⟨
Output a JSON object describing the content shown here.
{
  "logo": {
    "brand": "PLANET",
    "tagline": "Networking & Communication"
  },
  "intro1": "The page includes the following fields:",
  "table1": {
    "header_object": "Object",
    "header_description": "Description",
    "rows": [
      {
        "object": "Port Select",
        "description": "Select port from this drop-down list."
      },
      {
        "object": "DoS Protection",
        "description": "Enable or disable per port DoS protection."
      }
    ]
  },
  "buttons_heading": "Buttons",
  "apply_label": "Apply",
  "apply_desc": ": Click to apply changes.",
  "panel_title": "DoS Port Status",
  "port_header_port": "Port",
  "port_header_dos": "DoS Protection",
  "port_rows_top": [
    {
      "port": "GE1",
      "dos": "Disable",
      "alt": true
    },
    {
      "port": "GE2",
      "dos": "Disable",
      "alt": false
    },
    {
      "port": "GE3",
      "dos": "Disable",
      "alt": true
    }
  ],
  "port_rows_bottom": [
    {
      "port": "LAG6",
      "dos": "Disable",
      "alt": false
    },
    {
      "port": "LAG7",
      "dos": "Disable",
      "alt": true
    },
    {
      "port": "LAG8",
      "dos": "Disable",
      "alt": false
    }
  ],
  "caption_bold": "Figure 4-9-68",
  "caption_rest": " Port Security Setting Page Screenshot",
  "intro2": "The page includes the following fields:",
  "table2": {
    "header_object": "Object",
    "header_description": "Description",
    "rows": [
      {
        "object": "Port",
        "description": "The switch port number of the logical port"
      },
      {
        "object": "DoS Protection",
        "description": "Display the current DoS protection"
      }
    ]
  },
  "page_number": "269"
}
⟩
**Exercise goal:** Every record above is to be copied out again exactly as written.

**Response to the exercise:**
Output a JSON object describing the content shown here.
{
  "logo": {
    "brand": "PLANET",
    "tagline": "Networking & Communication"
  },
  "intro1": "The page includes the following fields:",
  "table1": {
    "header_object": "Object",
    "header_description": "Description",
    "rows": [
      {
        "object": "Port Select",
        "description": "Select port from this drop-down list."
      },
      {
        "object": "DoS Protection",
        "description": "Enable or disable per port DoS protection."
      }
    ]
  },
  "buttons_heading": "Buttons",
  "apply_label": "Apply",
  "apply_desc": ": Click to apply changes.",
  "panel_title": "DoS Port Status",
  "port_header_port": "Port",
  "port_header_dos": "DoS Protection",
  "port_rows_top": [
    {
      "port": "GE1",
      "dos": "Disable",
      "alt": true
    },
    {
      "port": "GE2",
      "dos": "Disable",
      "alt": false
    },
    {
      "port": "GE3",
      "dos": "Disable",
      "alt": true
    }
  ],
  "port_rows_bottom": [
    {
      "port": "LAG6",
      "dos": "Disable",
      "alt": false
    },
    {
      "port": "LAG7",
      "dos": "Disable",
      "alt": true
    },
    {
      "port": "LAG8",
      "dos": "Disable",
      "alt": false
    }
  ],
  "caption_bold": "Figure 4-9-68",
  "caption_rest": " Port Security Setting Page Screenshot",
  "intro2": "The page includes the following fields:",
  "table2": {
    "header_object": "Object",
    "header_description": "Description",
    "rows": [
      {
        "object": "Port",
        "description": "The switch port number of the logical port"
      },
      {
        "object": "DoS Protection",
        "description": "Display the current DoS protection"
      }
    ]
  },
  "page_number": "269"
}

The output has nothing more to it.